Introduction; 1. 'We are all Germans; why then ask for religion …': cultural identity, language, and Weimar pluralism, 1928–32; 2. Towards the 'racial and social boundaries between Germans and Jews are to be strictly drawn …': dictatorship building and the process of Nazifying language, 1933; 3. Towards the eradication of the 'impossible, untenable category of 'German Jews'': enforcing and contesting racial difference, 1935–8; 4. 'The Jewess' attempted to 'state a case on her decent': linguistic violence as part of genocide, 1941–5; 5. 'We are not bad Jews, because we believe we are good and true Germans …': another beginning and persisting difference, 1945–8; Conclusion; Appendix.

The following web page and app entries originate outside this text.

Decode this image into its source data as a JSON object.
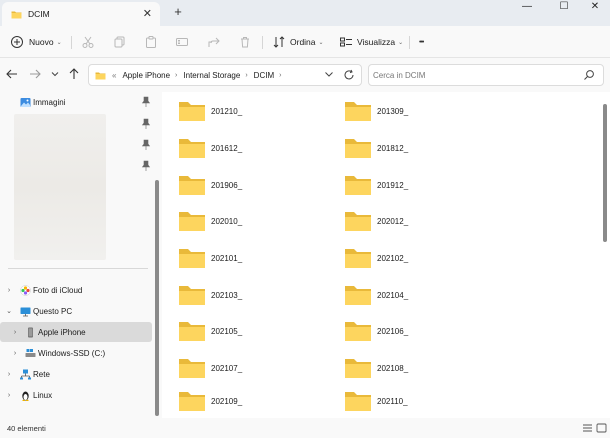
{
  "window": {
    "tab_title": "DCIM",
    "new_tab_symbol": "+",
    "close_tab_symbol": "✕",
    "minimize_symbol": "—",
    "maximize_symbol": "☐",
    "close_symbol": "✕"
  },
  "toolbar": {
    "new_label": "Nuovo",
    "sort_label": "Ordina",
    "view_label": "Visualizza",
    "more_symbol": "•••"
  },
  "address": {
    "overflow": "«",
    "crumbs": [
      "Apple iPhone",
      "Internal Storage",
      "DCIM"
    ]
  },
  "search": {
    "placeholder": "Cerca in DCIM"
  },
  "sidebar": {
    "pinned": {
      "label": "Immagini"
    },
    "items": [
      {
        "label": "Foto di iCloud"
      },
      {
        "label": "Questo PC"
      },
      {
        "label": "Apple iPhone"
      },
      {
        "label": "Windows-SSD (C:)"
      },
      {
        "label": "Rete"
      },
      {
        "label": "Linux"
      }
    ]
  },
  "folders": {
    "left": [
      "201210_",
      "201612_",
      "201906_",
      "202010_",
      "202101_",
      "202103_",
      "202105_",
      "202107_",
      "202109_"
    ],
    "right": [
      "201309_",
      "201812_",
      "201912_",
      "202012_",
      "202102_",
      "202104_",
      "202106_",
      "202108_",
      "202110_"
    ]
  },
  "status": {
    "count_text": "40 elementi"
  },
  "colors": {
    "accent": "#0067c0",
    "folder_back": "#e9b93a",
    "folder_front": "#fdd55e"
  }
}
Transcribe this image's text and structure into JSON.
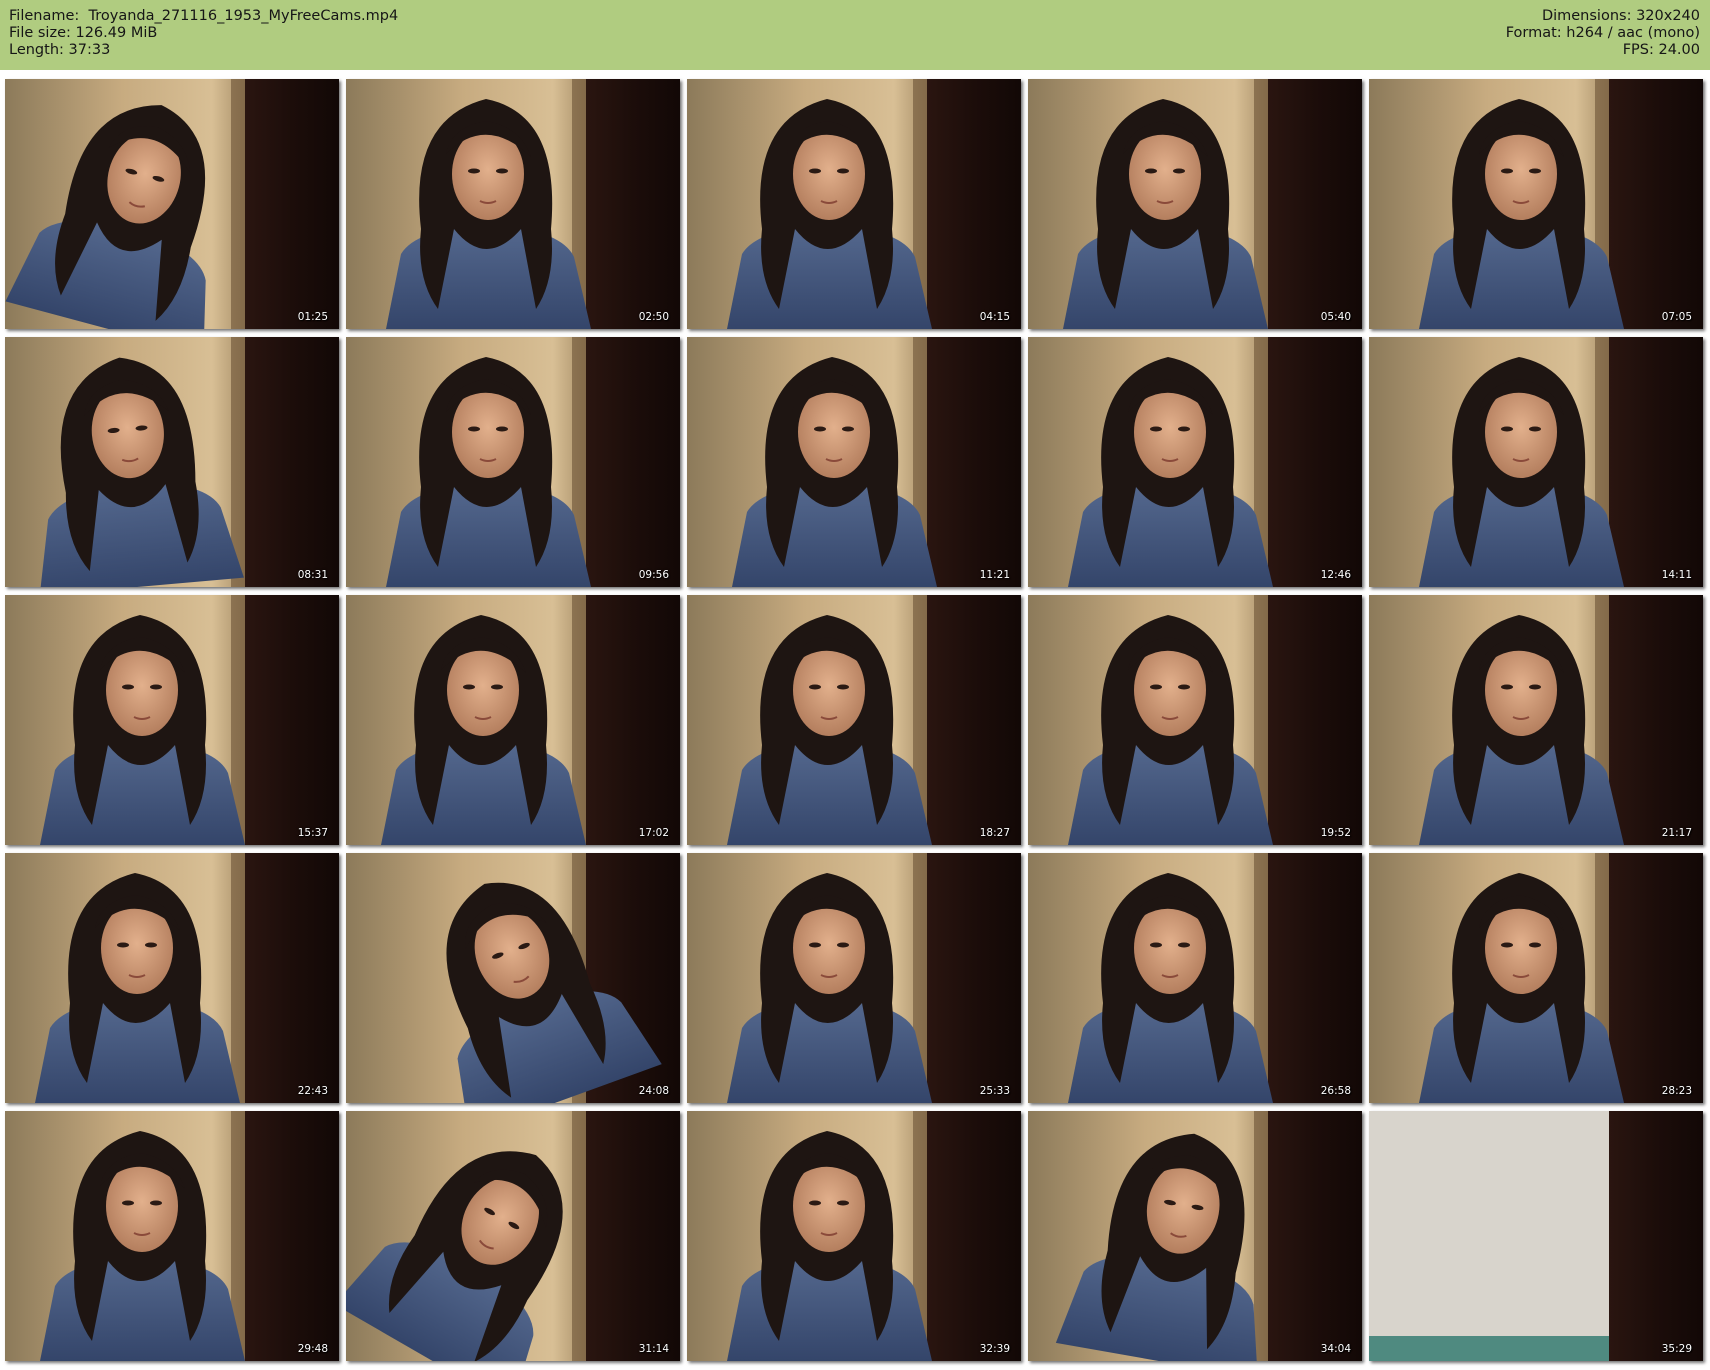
{
  "header": {
    "filename_label": "Filename:",
    "filename_value": "Troyanda_271116_1953_MyFreeCams.mp4",
    "filesize_label": "File size:",
    "filesize_value": "126.49 MiB",
    "length_label": "Length:",
    "length_value": "37:33",
    "dimensions_label": "Dimensions:",
    "dimensions_value": "320x240",
    "format_label": "Format:",
    "format_value": "h264 / aac (mono)",
    "fps_label": "FPS:",
    "fps_value": "24.00",
    "background_color": "#b0cc80"
  },
  "thumbnails": [
    {
      "timestamp": "01:25"
    },
    {
      "timestamp": "02:50"
    },
    {
      "timestamp": "04:15"
    },
    {
      "timestamp": "05:40"
    },
    {
      "timestamp": "07:05"
    },
    {
      "timestamp": "08:31"
    },
    {
      "timestamp": "09:56"
    },
    {
      "timestamp": "11:21"
    },
    {
      "timestamp": "12:46"
    },
    {
      "timestamp": "14:11"
    },
    {
      "timestamp": "15:37"
    },
    {
      "timestamp": "17:02"
    },
    {
      "timestamp": "18:27"
    },
    {
      "timestamp": "19:52"
    },
    {
      "timestamp": "21:17"
    },
    {
      "timestamp": "22:43"
    },
    {
      "timestamp": "24:08"
    },
    {
      "timestamp": "25:33"
    },
    {
      "timestamp": "26:58"
    },
    {
      "timestamp": "28:23"
    },
    {
      "timestamp": "29:48"
    },
    {
      "timestamp": "31:14"
    },
    {
      "timestamp": "32:39"
    },
    {
      "timestamp": "34:04"
    },
    {
      "timestamp": "35:29"
    }
  ]
}
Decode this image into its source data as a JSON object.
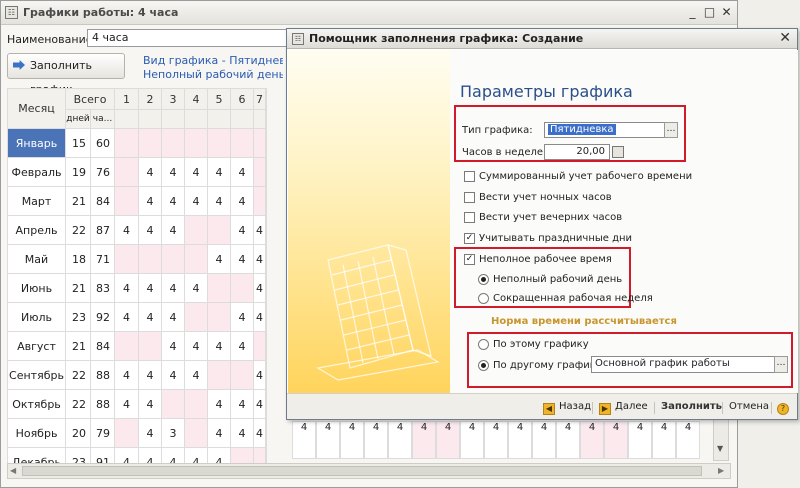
{
  "main": {
    "title": "Графики работы: 4 часа",
    "name_label": "Наименование:",
    "name_value": "4 часа",
    "fill_button": "Заполнить график",
    "desc_line1": "Вид графика - Пятидневка, Сок",
    "desc_line2": "Неполный рабочий день, Графи",
    "headers": {
      "month": "Месяц",
      "total": "Всего",
      "days": "дней",
      "hours": "ча..."
    },
    "day_cols": [
      "1",
      "2",
      "3",
      "4",
      "5",
      "6",
      "7"
    ],
    "rows": [
      {
        "month": "Январь",
        "days": "15",
        "hours": "60",
        "cells": [
          "",
          "",
          "",
          "",
          "",
          "",
          ""
        ]
      },
      {
        "month": "Февраль",
        "days": "19",
        "hours": "76",
        "cells": [
          "",
          "4",
          "4",
          "4",
          "4",
          "4",
          ""
        ]
      },
      {
        "month": "Март",
        "days": "21",
        "hours": "84",
        "cells": [
          "",
          "4",
          "4",
          "4",
          "4",
          "4",
          ""
        ]
      },
      {
        "month": "Апрель",
        "days": "22",
        "hours": "87",
        "cells": [
          "4",
          "4",
          "4",
          "",
          "",
          "4",
          "4"
        ]
      },
      {
        "month": "Май",
        "days": "18",
        "hours": "71",
        "cells": [
          "",
          "",
          "",
          "",
          "4",
          "4",
          "4"
        ]
      },
      {
        "month": "Июнь",
        "days": "21",
        "hours": "83",
        "cells": [
          "4",
          "4",
          "4",
          "4",
          "",
          "",
          "4"
        ]
      },
      {
        "month": "Июль",
        "days": "23",
        "hours": "92",
        "cells": [
          "4",
          "4",
          "4",
          "",
          "",
          "4",
          "4"
        ]
      },
      {
        "month": "Август",
        "days": "21",
        "hours": "84",
        "cells": [
          "",
          "",
          "4",
          "4",
          "4",
          "4",
          ""
        ]
      },
      {
        "month": "Сентябрь",
        "days": "22",
        "hours": "88",
        "cells": [
          "4",
          "4",
          "4",
          "4",
          "",
          "",
          "4"
        ]
      },
      {
        "month": "Октябрь",
        "days": "22",
        "hours": "88",
        "cells": [
          "4",
          "4",
          "",
          "",
          "4",
          "4",
          "4"
        ]
      },
      {
        "month": "Ноябрь",
        "days": "20",
        "hours": "79",
        "cells": [
          "",
          "4",
          "3",
          "",
          "4",
          "4",
          "4"
        ]
      },
      {
        "month": "Декабрь",
        "days": "23",
        "hours": "91",
        "cells": [
          "4",
          "4",
          "4",
          "4",
          "4",
          "",
          ""
        ]
      }
    ],
    "bottom_strip": [
      "4",
      "4",
      "4",
      "4",
      "4",
      "4",
      "4",
      "4",
      "4",
      "4",
      "4",
      "4",
      "4",
      "4",
      "4",
      "4",
      "4"
    ]
  },
  "wizard": {
    "title": "Помощник заполнения графика: Создание",
    "heading": "Параметры графика",
    "schedule_type_label": "Тип графика:",
    "schedule_type_value": "Пятидневка",
    "hours_week_label": "Часов в неделе:",
    "hours_week_value": "20,00",
    "checkboxes": [
      {
        "label": "Суммированный учет рабочего времени",
        "checked": false
      },
      {
        "label": "Вести учет ночных часов",
        "checked": false
      },
      {
        "label": "Вести учет вечерних часов",
        "checked": false
      },
      {
        "label": "Учитывать праздничные дни",
        "checked": true
      }
    ],
    "part_time_label": "Неполное рабочее время",
    "part_time_checked": true,
    "radio_day": "Неполный рабочий день",
    "radio_week": "Сокращенная рабочая неделя",
    "norm_section": "Норма времени рассчитывается",
    "radio_this": "По этому графику",
    "radio_other": "По другому графику:",
    "other_schedule_value": "Основной график работы",
    "back": "Назад",
    "next": "Далее",
    "fill": "Заполнить",
    "cancel": "Отмена",
    "help": "?"
  },
  "colors": {
    "accent": "#2a4f8a",
    "highlight": "#d21b2a",
    "selection": "#4a73b8",
    "weekend": "#fbe9ee"
  }
}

“A sensitive, sophisticated, and rigorous analysis of the linguistic violence that accompanied and enabled the Shoah. Pegelow Kaplan uses a vast and diverse array of sources, from press directives to newspapers, diaries, and interviews with survivors, to reveal how, between 1928 and 1948, laws, institutions, and individuals interacted to produce and sometimes contest the Nazi categories of ‘German’ and ‘Jew.’ In the process, he speaks in profound and compelling ways to key questions in the study of the Holocaust, about continuity, antisemitism, ‘ordinary Germans,’ and Jewish resistance. Especially valuable is Pegelow Kaplan’s consideration of all Germans of Jewish ancestry and his keen ear for the desperation and ingenuity with which people defined as outsiders and targeted for destruction struggled, using everything they had to save their families, their lives, and their selves." – Doris L. Bergen, Chancellor Rose and Ray Wolfe Professor of Holocaust Studies, University of Toronto
“Words can and do kill where messages of hatred become transformed into murderous action. Thomas Pegelow Kaplan’s excellent study explores the importance of language for the persecution of Jews during and immediately after the Nazi era without ignoring the reaction of those stigmatized by the rhetoric of racism. This book is crucial for the understanding of the Holocaust and other genocides.” – Jürgen Matthäus, contributor to Christopher Browning’s The Origins of the Final Solution: The Evolution of Nazi Jewish Policy, 1939–1942
“In this methodologically innovative and impressively researched book, Thomas Pegelow Kaplan elevates the study of the Nazi regime’s manipulation of language to a new level of sophistication and nuance. The book shows how Nazi racial terminology permeated everyday life, not only facilitating the legal and social exclusion of Jews, but also undergirding the violence, and ultimately the genocide, that was perpetrated on them. A great strength of the book is that it couples a detailed analysis of the mechanisms by which the Nazi regime produced racist language with a compelling explanation of how German Jews attempted to cope with, and sometimes resist, the constant linguistic assaults on their Germanness, their dignity, and their humanity.” – Alan E. Steinweis, Professor of History and Director, Center for Holocaust Studies, University of Vermont
"...ambitious, original study..." -Peter Fritzsche, H-German
"Pegelow Kaplan’s mastery of primary and secondary sources is exemplary and his lexometric analysis breaks new ground...this book takes the study of public discourse and successfully shows both its debasement of language and insidious role in forwarding the Nazi’s genocidal agenda." -- Alan T. Levenson, Central European History